* WHAT YOU WILL DO *
In your copy, each record should read exactly as it does below, and no pictures should be present.

* SUPPLIED ENTRIES *
────────

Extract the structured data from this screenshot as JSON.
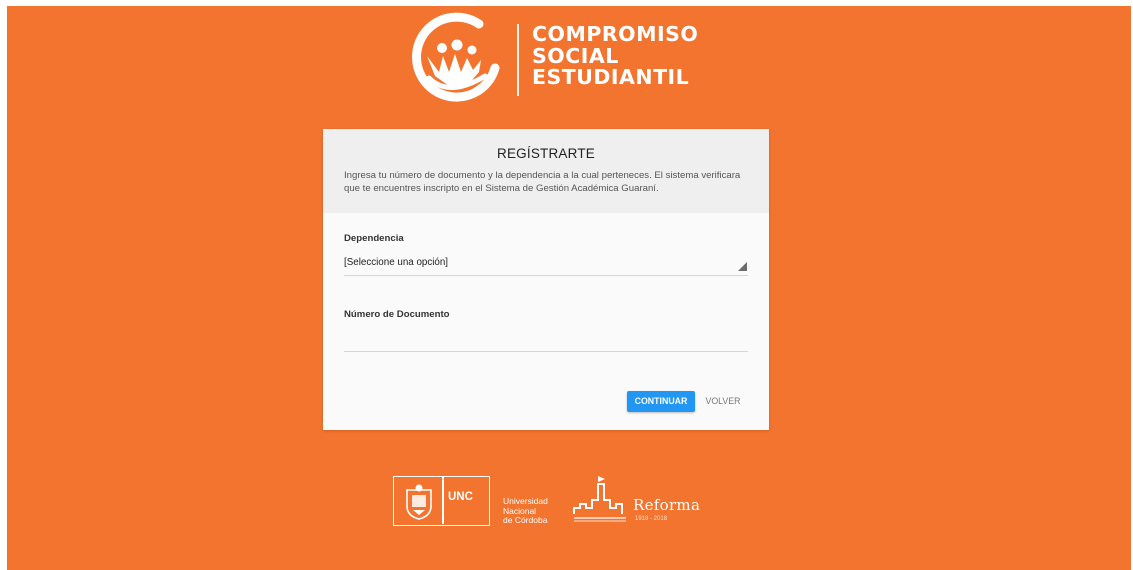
{
  "colors": {
    "page_background": "#f2742f",
    "card_background": "#fafafa",
    "card_header_background": "#efefef",
    "primary_button": "#2196f3"
  },
  "header": {
    "logo_icon": "people-circle-logo-icon",
    "logo_lines": [
      "COMPROMISO",
      "SOCIAL",
      "ESTUDIANTIL"
    ]
  },
  "form": {
    "title": "REGÍSTRARTE",
    "description": "Ingresa tu número de documento y la dependencia a la cual perteneces. El sistema verificara que te encuentres inscripto en el Sistema de Gestión Académica Guaraní.",
    "dependencia": {
      "label": "Dependencia",
      "selected": "[Seleccione una opción]",
      "arrow_icon": "select-arrow-icon"
    },
    "documento": {
      "label": "Número de Documento",
      "value": ""
    },
    "buttons": {
      "continue": "CONTINUAR",
      "back": "VOLVER"
    }
  },
  "footer": {
    "unc_crest_icon": "unc-crest-icon",
    "unc_acronym": "UNC",
    "unc_name_lines": [
      "Universidad",
      "Nacional",
      "de Córdoba"
    ],
    "reforma_icon": "reforma-building-icon",
    "reforma_title": "Reforma",
    "reforma_years": "1918 - 2018"
  }
}
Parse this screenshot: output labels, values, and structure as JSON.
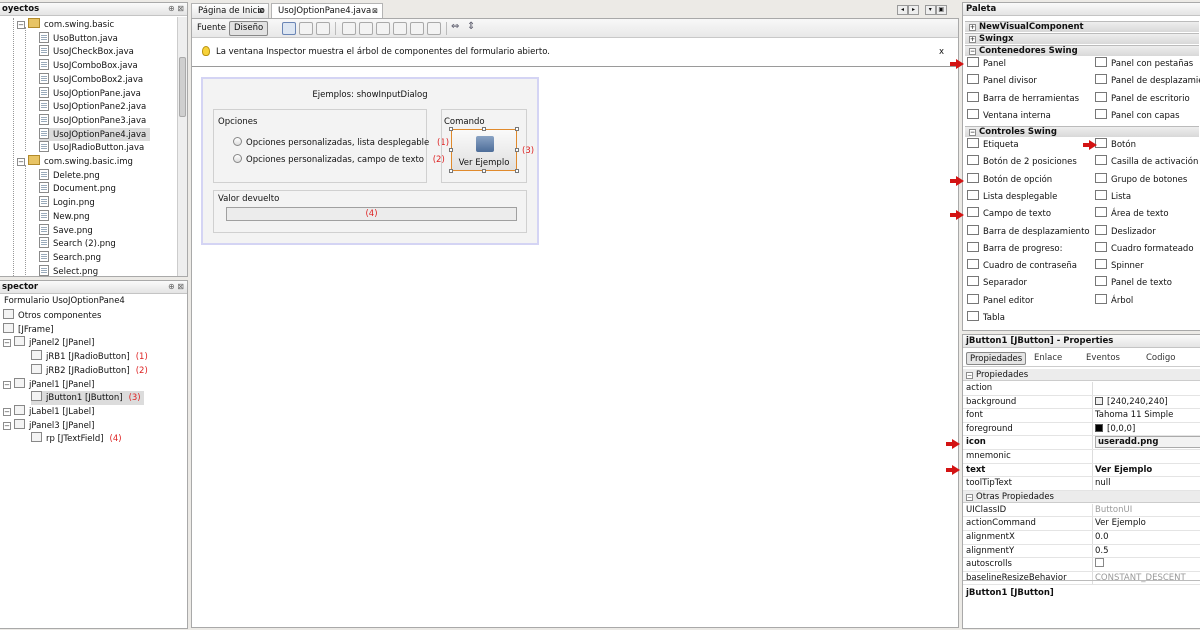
{
  "projects": {
    "title": "oyectos",
    "controls": "⊕ ⊠",
    "items": [
      {
        "label": "com.swing.basic",
        "kind": "package"
      },
      {
        "label": "UsoButton.java",
        "kind": "file"
      },
      {
        "label": "UsoJCheckBox.java",
        "kind": "file"
      },
      {
        "label": "UsoJComboBox.java",
        "kind": "file"
      },
      {
        "label": "UsoJComboBox2.java",
        "kind": "file"
      },
      {
        "label": "UsoJOptionPane.java",
        "kind": "file"
      },
      {
        "label": "UsoJOptionPane2.java",
        "kind": "file"
      },
      {
        "label": "UsoJOptionPane3.java",
        "kind": "file"
      },
      {
        "label": "UsoJOptionPane4.java",
        "kind": "file",
        "selected": true
      },
      {
        "label": "UsoJRadioButton.java",
        "kind": "file"
      },
      {
        "label": "com.swing.basic.img",
        "kind": "package"
      },
      {
        "label": "Delete.png",
        "kind": "file"
      },
      {
        "label": "Document.png",
        "kind": "file"
      },
      {
        "label": "Login.png",
        "kind": "file"
      },
      {
        "label": "New.png",
        "kind": "file"
      },
      {
        "label": "Save.png",
        "kind": "file"
      },
      {
        "label": "Search (2).png",
        "kind": "file"
      },
      {
        "label": "Search.png",
        "kind": "file"
      },
      {
        "label": "Select.png",
        "kind": "file"
      }
    ]
  },
  "inspector": {
    "title": "spector",
    "controls": "⊕ ⊠",
    "form_label": "Formulario UsoJOptionPane4",
    "items": [
      {
        "label": "Otros componentes",
        "indent": 0
      },
      {
        "label": "[JFrame]",
        "indent": 0
      },
      {
        "label": "jPanel2 [JPanel]",
        "indent": 1
      },
      {
        "label": "jRB1 [JRadioButton]",
        "indent": 2,
        "mark": "(1)"
      },
      {
        "label": "jRB2 [JRadioButton]",
        "indent": 2,
        "mark": "(2)"
      },
      {
        "label": "jPanel1 [JPanel]",
        "indent": 1
      },
      {
        "label": "jButton1 [JButton]",
        "indent": 2,
        "mark": "(3)",
        "selected": true
      },
      {
        "label": "jLabel1 [JLabel]",
        "indent": 1
      },
      {
        "label": "jPanel3 [JPanel]",
        "indent": 1
      },
      {
        "label": "rp [JTextField]",
        "indent": 2,
        "mark": "(4)"
      }
    ]
  },
  "editor": {
    "tabs": [
      {
        "label": "Página de Inicio",
        "close": "⊠"
      },
      {
        "label": "UsoJOptionPane4.java",
        "close": "⊠",
        "active": true
      }
    ],
    "views": {
      "source": "Fuente",
      "design": "Diseño"
    },
    "info_text": "La ventana Inspector muestra el árbol de componentes del formulario abierto.",
    "info_close": "x",
    "form": {
      "title_label": "Ejemplos: showInputDialog",
      "options_title": "Opciones",
      "radio1": "Opciones personalizadas, lista desplegable",
      "radio1_mark": "(1)",
      "radio2": "Opciones personalizadas, campo de texto",
      "radio2_mark": "(2)",
      "command_title": "Comando",
      "button_label": "Ver Ejemplo",
      "button_mark": "(3)",
      "result_title": "Valor devuelto",
      "field_mark": "(4)"
    }
  },
  "palette": {
    "title": "Paleta",
    "sections": [
      {
        "label": "NewVisualComponent",
        "expanded": false
      },
      {
        "label": "Swingx",
        "expanded": false
      },
      {
        "label": "Contenedores Swing",
        "expanded": true
      },
      {
        "label": "Controles Swing",
        "expanded": true
      }
    ],
    "containers": [
      [
        "Panel",
        "Panel con pestañas"
      ],
      [
        "Panel divisor",
        "Panel de desplazamiento"
      ],
      [
        "Barra de herramientas",
        "Panel de escritorio"
      ],
      [
        "Ventana interna",
        "Panel con capas"
      ]
    ],
    "controls": [
      [
        "Etiqueta",
        "Botón"
      ],
      [
        "Botón de 2 posiciones",
        "Casilla de activación"
      ],
      [
        "Botón de opción",
        "Grupo de botones"
      ],
      [
        "Lista desplegable",
        "Lista"
      ],
      [
        "Campo de texto",
        "Área de texto"
      ],
      [
        "Barra de desplazamiento",
        "Deslizador"
      ],
      [
        "Barra de progreso:",
        "Cuadro formateado"
      ],
      [
        "Cuadro de contraseña",
        "Spinner"
      ],
      [
        "Separador",
        "Panel de texto"
      ],
      [
        "Panel editor",
        "Árbol"
      ],
      [
        "Tabla",
        ""
      ]
    ]
  },
  "properties": {
    "title": "jButton1 [JButton] - Properties",
    "tabs": [
      "Propiedades",
      "Enlace",
      "Eventos",
      "Codigo"
    ],
    "cat1": "Propiedades",
    "rows1": [
      {
        "name": "action",
        "value": ""
      },
      {
        "name": "background",
        "value": "[240,240,240]",
        "swatch": "#f0f0f0"
      },
      {
        "name": "font",
        "value": "Tahoma 11 Simple"
      },
      {
        "name": "foreground",
        "value": "[0,0,0]",
        "swatch": "#000000"
      },
      {
        "name": "icon",
        "value": "useradd.png",
        "bold": true
      },
      {
        "name": "mnemonic",
        "value": ""
      },
      {
        "name": "text",
        "value": "Ver Ejemplo",
        "bold": true
      },
      {
        "name": "toolTipText",
        "value": "null"
      }
    ],
    "cat2": "Otras Propiedades",
    "rows2": [
      {
        "name": "UIClassID",
        "value": "ButtonUI",
        "muted": true
      },
      {
        "name": "actionCommand",
        "value": "Ver Ejemplo"
      },
      {
        "name": "alignmentX",
        "value": "0.0"
      },
      {
        "name": "alignmentY",
        "value": "0.5"
      },
      {
        "name": "autoscrolls",
        "value": ""
      },
      {
        "name": "baselineResizeBehavior",
        "value": "CONSTANT_DESCENT",
        "muted": true
      }
    ],
    "footer": "jButton1 [JButton]"
  },
  "colors": {
    "accent_red": "#d22222",
    "selection": "#dcdcdc",
    "form_border": "#c9c9f0"
  }
}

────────

* SOLUTION FOR THIS EXERCISE *
Extract the structured data from this screenshot as JSON.
{
  "colors": {
    "page_background": "#f2742f",
    "card_background": "#fafafa",
    "card_header_background": "#efefef",
    "primary_button": "#2196f3"
  },
  "header": {
    "logo_icon": "people-circle-logo-icon",
    "logo_lines": [
      "COMPROMISO",
      "SOCIAL",
      "ESTUDIANTIL"
    ]
  },
  "form": {
    "title": "REGÍSTRARTE",
    "description": "Ingresa tu número de documento y la dependencia a la cual perteneces. El sistema verificara que te encuentres inscripto en el Sistema de Gestión Académica Guaraní.",
    "dependencia": {
      "label": "Dependencia",
      "selected": "[Seleccione una opción]",
      "arrow_icon": "select-arrow-icon"
    },
    "documento": {
      "label": "Número de Documento",
      "value": ""
    },
    "buttons": {
      "continue": "CONTINUAR",
      "back": "VOLVER"
    }
  },
  "footer": {
    "unc_crest_icon": "unc-crest-icon",
    "unc_acronym": "UNC",
    "unc_name_lines": [
      "Universidad",
      "Nacional",
      "de Córdoba"
    ],
    "reforma_icon": "reforma-building-icon",
    "reforma_title": "Reforma",
    "reforma_years": "1918 - 2018"
  }
}
Parse this screenshot: output labels, values, and structure as JSON.
{
  "projects": {
    "title": "oyectos",
    "controls": "⊕ ⊠",
    "items": [
      {
        "label": "com.swing.basic",
        "kind": "package"
      },
      {
        "label": "UsoButton.java",
        "kind": "file"
      },
      {
        "label": "UsoJCheckBox.java",
        "kind": "file"
      },
      {
        "label": "UsoJComboBox.java",
        "kind": "file"
      },
      {
        "label": "UsoJComboBox2.java",
        "kind": "file"
      },
      {
        "label": "UsoJOptionPane.java",
        "kind": "file"
      },
      {
        "label": "UsoJOptionPane2.java",
        "kind": "file"
      },
      {
        "label": "UsoJOptionPane3.java",
        "kind": "file"
      },
      {
        "label": "UsoJOptionPane4.java",
        "kind": "file",
        "selected": true
      },
      {
        "label": "UsoJRadioButton.java",
        "kind": "file"
      },
      {
        "label": "com.swing.basic.img",
        "kind": "package"
      },
      {
        "label": "Delete.png",
        "kind": "file"
      },
      {
        "label": "Document.png",
        "kind": "file"
      },
      {
        "label": "Login.png",
        "kind": "file"
      },
      {
        "label": "New.png",
        "kind": "file"
      },
      {
        "label": "Save.png",
        "kind": "file"
      },
      {
        "label": "Search (2).png",
        "kind": "file"
      },
      {
        "label": "Search.png",
        "kind": "file"
      },
      {
        "label": "Select.png",
        "kind": "file"
      }
    ]
  },
  "inspector": {
    "title": "spector",
    "controls": "⊕ ⊠",
    "form_label": "Formulario UsoJOptionPane4",
    "items": [
      {
        "label": "Otros componentes",
        "indent": 0
      },
      {
        "label": "[JFrame]",
        "indent": 0
      },
      {
        "label": "jPanel2 [JPanel]",
        "indent": 1
      },
      {
        "label": "jRB1 [JRadioButton]",
        "indent": 2,
        "mark": "(1)"
      },
      {
        "label": "jRB2 [JRadioButton]",
        "indent": 2,
        "mark": "(2)"
      },
      {
        "label": "jPanel1 [JPanel]",
        "indent": 1
      },
      {
        "label": "jButton1 [JButton]",
        "indent": 2,
        "mark": "(3)",
        "selected": true
      },
      {
        "label": "jLabel1 [JLabel]",
        "indent": 1
      },
      {
        "label": "jPanel3 [JPanel]",
        "indent": 1
      },
      {
        "label": "rp [JTextField]",
        "indent": 2,
        "mark": "(4)"
      }
    ]
  },
  "editor": {
    "tabs": [
      {
        "label": "Página de Inicio",
        "close": "⊠"
      },
      {
        "label": "UsoJOptionPane4.java",
        "close": "⊠",
        "active": true
      }
    ],
    "views": {
      "source": "Fuente",
      "design": "Diseño"
    },
    "info_text": "La ventana Inspector muestra el árbol de componentes del formulario abierto.",
    "info_close": "x",
    "form": {
      "title_label": "Ejemplos: showInputDialog",
      "options_title": "Opciones",
      "radio1": "Opciones personalizadas, lista desplegable",
      "radio1_mark": "(1)",
      "radio2": "Opciones personalizadas, campo de texto",
      "radio2_mark": "(2)",
      "command_title": "Comando",
      "button_label": "Ver Ejemplo",
      "button_mark": "(3)",
      "result_title": "Valor devuelto",
      "field_mark": "(4)"
    }
  },
  "palette": {
    "title": "Paleta",
    "sections": [
      {
        "label": "NewVisualComponent",
        "expanded": false
      },
      {
        "label": "Swingx",
        "expanded": false
      },
      {
        "label": "Contenedores Swing",
        "expanded": true
      },
      {
        "label": "Controles Swing",
        "expanded": true
      }
    ],
    "containers": [
      [
        "Panel",
        "Panel con pestañas"
      ],
      [
        "Panel divisor",
        "Panel de desplazamiento"
      ],
      [
        "Barra de herramientas",
        "Panel de escritorio"
      ],
      [
        "Ventana interna",
        "Panel con capas"
      ]
    ],
    "controls": [
      [
        "Etiqueta",
        "Botón"
      ],
      [
        "Botón de 2 posiciones",
        "Casilla de activación"
      ],
      [
        "Botón de opción",
        "Grupo de botones"
      ],
      [
        "Lista desplegable",
        "Lista"
      ],
      [
        "Campo de texto",
        "Área de texto"
      ],
      [
        "Barra de desplazamiento",
        "Deslizador"
      ],
      [
        "Barra de progreso:",
        "Cuadro formateado"
      ],
      [
        "Cuadro de contraseña",
        "Spinner"
      ],
      [
        "Separador",
        "Panel de texto"
      ],
      [
        "Panel editor",
        "Árbol"
      ],
      [
        "Tabla",
        ""
      ]
    ]
  },
  "properties": {
    "title": "jButton1 [JButton] - Properties",
    "tabs": [
      "Propiedades",
      "Enlace",
      "Eventos",
      "Codigo"
    ],
    "cat1": "Propiedades",
    "rows1": [
      {
        "name": "action",
        "value": ""
      },
      {
        "name": "background",
        "value": "[240,240,240]",
        "swatch": "#f0f0f0"
      },
      {
        "name": "font",
        "value": "Tahoma 11 Simple"
      },
      {
        "name": "foreground",
        "value": "[0,0,0]",
        "swatch": "#000000"
      },
      {
        "name": "icon",
        "value": "useradd.png",
        "bold": true
      },
      {
        "name": "mnemonic",
        "value": ""
      },
      {
        "name": "text",
        "value": "Ver Ejemplo",
        "bold": true
      },
      {
        "name": "toolTipText",
        "value": "null"
      }
    ],
    "cat2": "Otras Propiedades",
    "rows2": [
      {
        "name": "UIClassID",
        "value": "ButtonUI",
        "muted": true
      },
      {
        "name": "actionCommand",
        "value": "Ver Ejemplo"
      },
      {
        "name": "alignmentX",
        "value": "0.0"
      },
      {
        "name": "alignmentY",
        "value": "0.5"
      },
      {
        "name": "autoscrolls",
        "value": ""
      },
      {
        "name": "baselineResizeBehavior",
        "value": "CONSTANT_DESCENT",
        "muted": true
      }
    ],
    "footer": "jButton1 [JButton]"
  },
  "colors": {
    "accent_red": "#d22222",
    "selection": "#dcdcdc",
    "form_border": "#c9c9f0"
  }
}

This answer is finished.